Given data Block Start

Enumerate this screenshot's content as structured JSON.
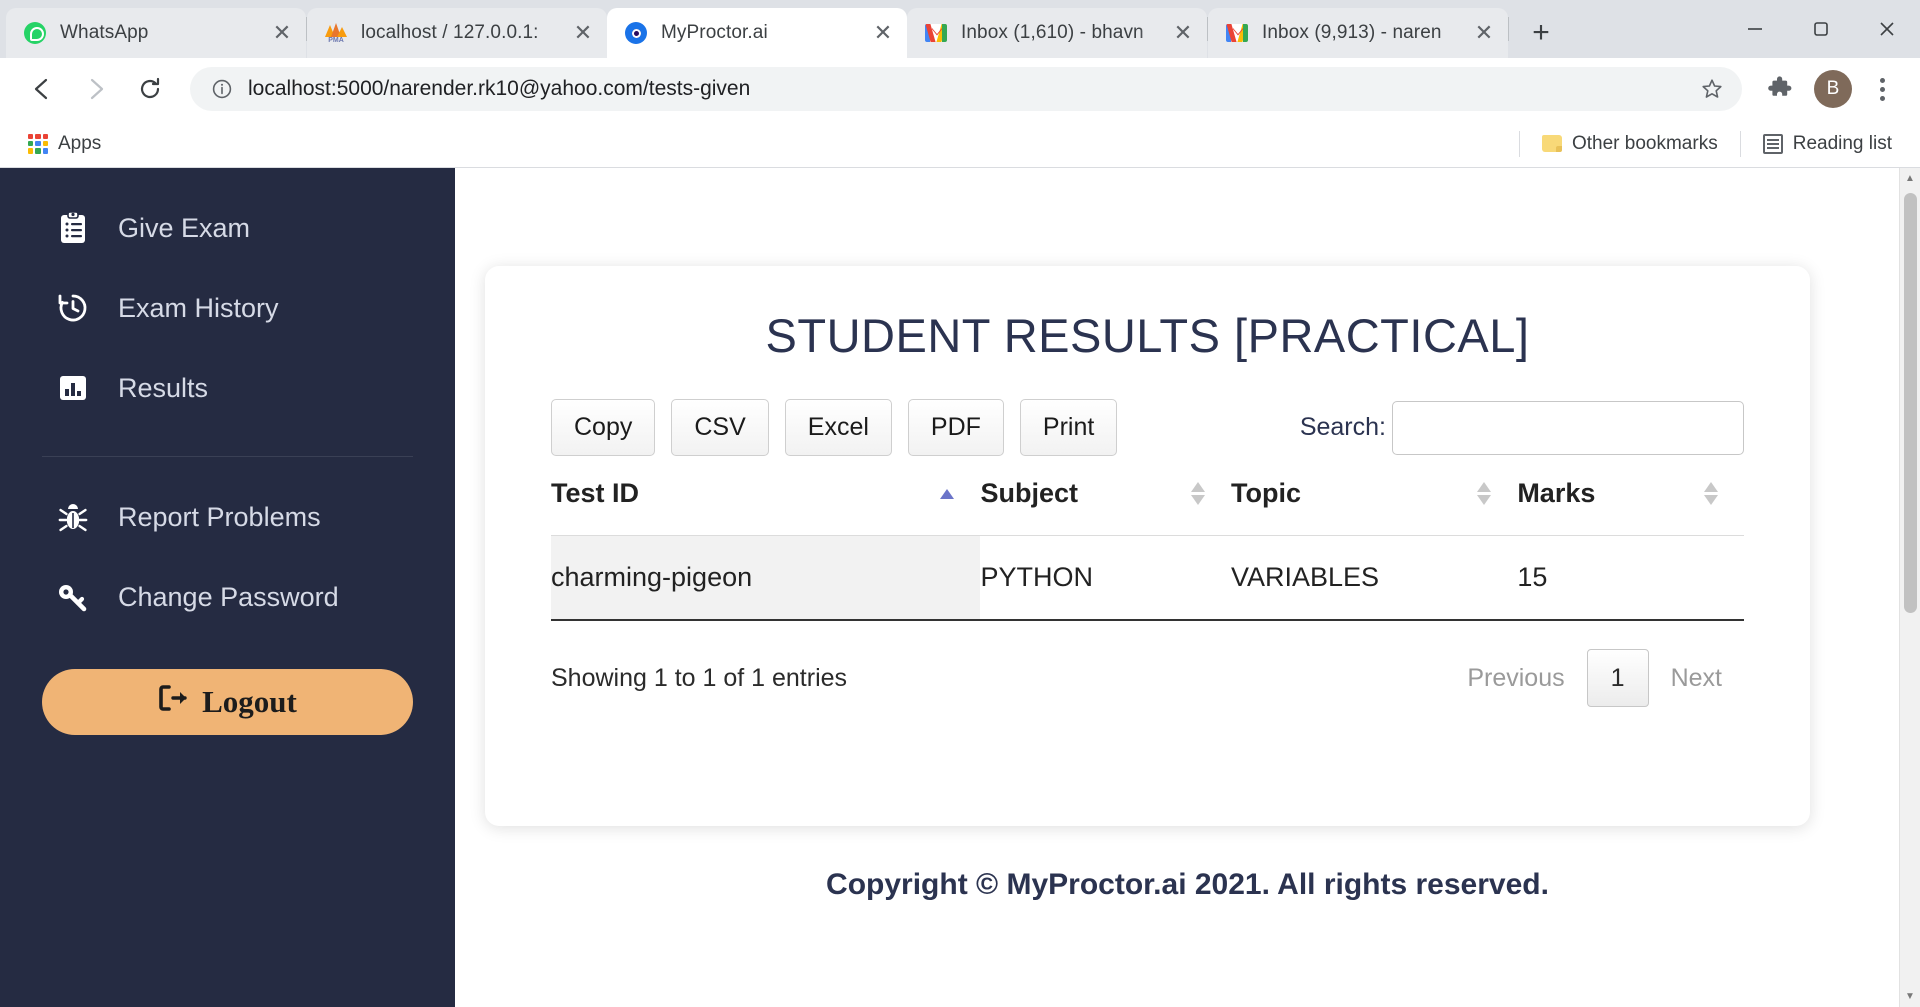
{
  "browser": {
    "tabs": [
      {
        "title": "WhatsApp",
        "favicon": "whatsapp-icon",
        "active": false
      },
      {
        "title": "localhost / 127.0.0.1:",
        "favicon": "phpmyadmin-icon",
        "active": false
      },
      {
        "title": "MyProctor.ai",
        "favicon": "myproctor-icon",
        "active": true
      },
      {
        "title": "Inbox (1,610) - bhavn",
        "favicon": "gmail-icon",
        "active": false
      },
      {
        "title": "Inbox (9,913) - naren",
        "favicon": "gmail-icon",
        "active": false
      }
    ],
    "new_tab_label": "+",
    "close_label": "✕",
    "window_controls": {
      "minimize": "–",
      "maximize": "❐",
      "close": "✕"
    },
    "nav": {
      "back": "←",
      "forward": "→",
      "reload": "⟳"
    },
    "omnibox": {
      "url": "localhost:5000/narender.rk10@yahoo.com/tests-given",
      "info_icon": "ⓘ",
      "star_icon": "☆"
    },
    "avatar_initial": "B",
    "bookmarks": {
      "apps_label": "Apps",
      "other_bookmarks_label": "Other bookmarks",
      "reading_list_label": "Reading list"
    }
  },
  "sidebar": {
    "items": [
      {
        "label": "Give Exam",
        "icon": "clipboard-list-icon"
      },
      {
        "label": "Exam History",
        "icon": "history-clock-icon"
      },
      {
        "label": "Results",
        "icon": "chart-bar-icon"
      }
    ],
    "secondary_items": [
      {
        "label": "Report Problems",
        "icon": "bug-icon"
      },
      {
        "label": "Change Password",
        "icon": "key-icon"
      }
    ],
    "logout": {
      "label": "Logout",
      "icon": "sign-out-icon",
      "color": "#f0b475"
    }
  },
  "main": {
    "page_title": "STUDENT RESULTS [PRACTICAL]",
    "export_buttons": [
      "Copy",
      "CSV",
      "Excel",
      "PDF",
      "Print"
    ],
    "search": {
      "label": "Search:",
      "value": "",
      "placeholder": ""
    },
    "table": {
      "columns": [
        {
          "label": "Test ID",
          "sorted": "asc"
        },
        {
          "label": "Subject",
          "sorted": "none"
        },
        {
          "label": "Topic",
          "sorted": "none"
        },
        {
          "label": "Marks",
          "sorted": "none"
        }
      ],
      "rows": [
        {
          "test_id": "charming-pigeon",
          "subject": "PYTHON",
          "topic": "VARIABLES",
          "marks": "15"
        }
      ]
    },
    "info_text": "Showing 1 to 1 of 1 entries",
    "pagination": {
      "previous": "Previous",
      "current": "1",
      "next": "Next"
    }
  },
  "footer": {
    "copyright": "Copyright © MyProctor.ai 2021. All rights reserved."
  }
}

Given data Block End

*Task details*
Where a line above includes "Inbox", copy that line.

*Reply*
        "title": "Inbox (1,610) - bhavn",
        "title": "Inbox (9,913) - naren",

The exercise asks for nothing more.